The shocking assault on the nation’s Capitol should not make us overlook the rage-filled gathering that unfolded simultaneously outside Minnesota’s State Capitol in St. Paul, which included elected state representatives. These Trump followers were not only decrying the Biden certification, in support of the insurrection of some Republican members of Congress, validating the mob violence inside the Capitol and threatening the Minnesota governor and other Democratic local officials. They were openly initiating the threat of war and, yes, genocide. The recording of the speech leaves no room for doubt. An unidentified individual preceded the Republican state representatives and local Republican leadership in the rally with the following call to action:
“We cannot move forward; we cannot evolve as a people because we have been choked off by weeds. Weeds of communism, weeds of socialism, weeds of leftist liberals subjecting us, suffocating us. We are a garden that needs to grow. We cannot grow if we have weeds choking us off.” The audience chimes in, shouting: “Kill the root, kill the weeds!” and the speaker closes his rant with: “We need to pull the weeds!”
Let me put things in an even clearer perspective. This is the Us vs. Them vision in its most dangerous and extreme manifestation. There is no room for both.
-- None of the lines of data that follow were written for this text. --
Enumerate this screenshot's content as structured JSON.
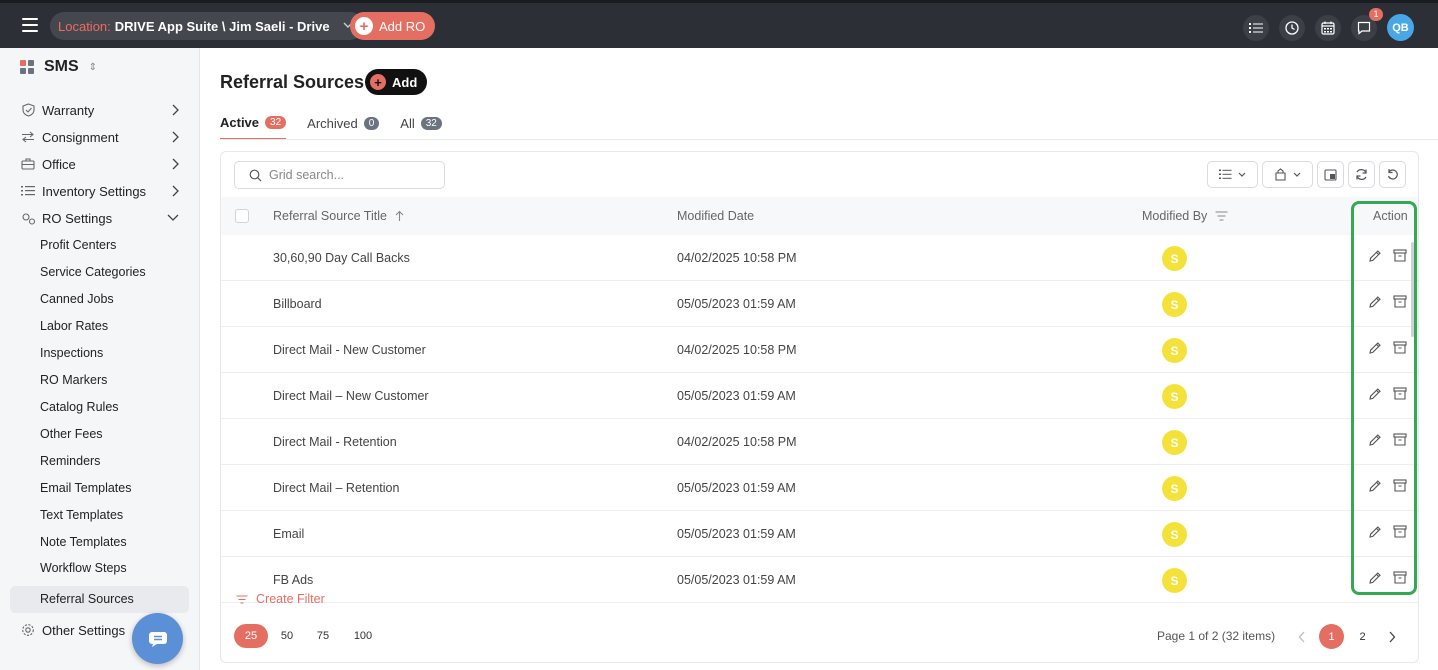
{
  "topbar": {
    "location_label": "Location:",
    "location_value": "DRIVE App Suite \\ Jim Saeli - Drive",
    "add_ro_label": "Add RO",
    "notification_count": "1",
    "user_initials": "QB"
  },
  "sidebar": {
    "app_name": "SMS",
    "items": [
      {
        "label": "Warranty"
      },
      {
        "label": "Consignment"
      },
      {
        "label": "Office"
      },
      {
        "label": "Inventory Settings"
      },
      {
        "label": "RO Settings"
      }
    ],
    "ro_settings_children": [
      "Profit Centers",
      "Service Categories",
      "Canned Jobs",
      "Labor Rates",
      "Inspections",
      "RO Markers",
      "Catalog Rules",
      "Other Fees",
      "Reminders",
      "Email Templates",
      "Text Templates",
      "Note Templates",
      "Workflow Steps",
      "Referral Sources"
    ],
    "other_settings": "Other Settings"
  },
  "page": {
    "title": "Referral Sources",
    "add_label": "Add",
    "tabs": [
      {
        "label": "Active",
        "count": "32"
      },
      {
        "label": "Archived",
        "count": "0"
      },
      {
        "label": "All",
        "count": "32"
      }
    ]
  },
  "grid": {
    "search_placeholder": "Grid search...",
    "columns": {
      "title": "Referral Source Title",
      "modified_date": "Modified Date",
      "modified_by": "Modified By",
      "action": "Action"
    },
    "rows": [
      {
        "title": "30,60,90 Day Call Backs",
        "date": "04/02/2025 10:58 PM",
        "by": "S"
      },
      {
        "title": "Billboard",
        "date": "05/05/2023 01:59 AM",
        "by": "S"
      },
      {
        "title": "Direct Mail - New Customer",
        "date": "04/02/2025 10:58 PM",
        "by": "S"
      },
      {
        "title": "Direct Mail – New Customer",
        "date": "05/05/2023 01:59 AM",
        "by": "S"
      },
      {
        "title": "Direct Mail - Retention",
        "date": "04/02/2025 10:58 PM",
        "by": "S"
      },
      {
        "title": "Direct Mail – Retention",
        "date": "05/05/2023 01:59 AM",
        "by": "S"
      },
      {
        "title": "Email",
        "date": "05/05/2023 01:59 AM",
        "by": "S"
      },
      {
        "title": "FB Ads",
        "date": "05/05/2023 01:59 AM",
        "by": "S"
      }
    ],
    "create_filter": "Create Filter",
    "page_sizes": [
      "25",
      "50",
      "75",
      "100"
    ],
    "page_info": "Page 1 of 2 (32 items)",
    "pages": [
      "1",
      "2"
    ]
  },
  "colors": {
    "accent": "#e56e63",
    "topbar": "#2c2f35",
    "highlight": "#34a853",
    "avatar_yellow": "#f4e23a"
  }
}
In Modernity and the Holocaust, the late sociologist Zygmunt Bauman explains that eliminating the adversary is a necessary step needed to be taken to reach the end of the road, which is the desired society. Moreover, Bauman warns about a “gardener’s vision,” where those creating the garden identify its “weeds,” those groups of people who spoil their design. “All visions of society-as-a-garden define parts of the social habitat as human weeds. Like all other weeds, they must be segregated, contained, prevented from spreading, removed and kept outside the society’s boundaries,” writes Bauman. But if all these means prove insufficient, he concludes, “they must be killed.”
Elected state officials endorsed a genocidal playbook with their participation in the Minnesota Capitol rally.
I write these lines with profound sadness. As a St. Paul resident, as the son of refugees from Nazi Germany, as the director of an academic center whose mission is to investigate and teach the lessons of the Holocaust and other genocides, I was left momentarily speechless by the sight of America spiraling out of control. Many other colleagues across the country and I have become diligent and quick to establish the parallelisms, heeding the warning signs, raising the red flags. Meanwhile, we witness events nationwide unfolding in their grotesque and dreadful manner.
Elie Wiesel captured our sense of helplessness in a stirring way: There is something worse than the tragedy of a messenger who cannot deliver his message, he said. And that is when he delivered the message, and nothing has changed.
Alejandro Baer, Ph.D., is an associate professor of sociology and the Stephen C. Feinstein Chair and Director of the Center for Holocaust and Genocide Studies at the University of Minnesota.
WANT TO ADD YOUR VOICE?
If you’re interested in joining the discussion, add your voice to the Comment section below — or consider writing a letter or a longer-form Community Voices commentary. (For more information about Community Voices, see our Submission Guidelines.)